The Grand Duke/The Emperor
If the Grand Duchess is the beauty and abundance of nature, then the Grand Duke is the power and authority of man’s laws. This is a ruler, a symbol of hierarchy and government, law and order, the structure of civilization. Order has been forged from Chaos, and the Grand Duke upholds that order. He is a rational man, ruling his heart with his head, and making hard decisions with a clear mind and a strong focus. He holds conviction and confidence in his power, and thus is willing to uphold his judgments and rulings, because he knows they are sound.
(Yes, rationality and leadership are man things in tarot. Symbolism!!!!!)
The important thing to recall is that the Grand Duke is an ideal. Much as how the Grand Duchess represents the generosity of nature (even though nature is very often nasty, uncaring, and harsh), the Grand Duke is the ideal ruler. He’s a strong leader, and has the ability and motivation to organize people effectively. He rules with a firm hand, but a just one. He will listen to the counsel of others, though the final decision is always his. He’s fair and rational, and because of this, he is highly respected. This is a strongly principled man, and the law he sets down reflects these principles. He is the sign of security, power, and protection that comes with an ordered society. He’s more than just a man, really – he’s a symbol of stability, a symbol of the ideal society and the ideal governance of that society.
The Grand Duke can also counterbalance the Grand Duchess by being seen as a father. He is an authoritarian parent figure, raising his children with rules and guidelines. This is his way of protecting his children, and he is also quite willing to use his sword to defend them. The Grand Duke can be a man of war, if he has to be.
“I rule by serving and I serve by ruling.” Law and Structure cannot become corrupted on its own power, and neither can the Grand Duke. While rules can seem restrictive and pointless, the laws of the Grand Duke all have a purpose and reason for existing. Imposing the mind over the heart isn’t often welcomed, but that doesn’t make it any less necessary. The Grand Duke represents the importance of discipline, and how discipline can grant the conviction to forge ahead and achieve one’s goals.
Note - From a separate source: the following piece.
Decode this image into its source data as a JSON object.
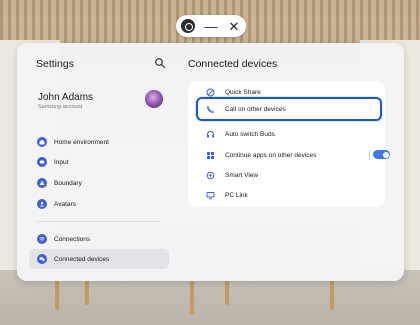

It’s not hard to figure out how an authoritarian card can go horribly wrong. Inverted, the Grand Duke is a tyrant, plain and simple. He doesn’t earn respect, he demands it. His rules are no longer about serving the people, but about having more rules. He’s too strict and harsh, unable to realize that his crushing authority is only letting more people slip through his fingers – and crushing the rest. The law here is no longer keeping order, it’s stifling initiative. As a father, it’s his way or no way, and his kids are either angrily rebellious to spite him, or had their spirits crushed a long time ago. The need for control has created a lack of control, and the need for a strong state has created a weak state.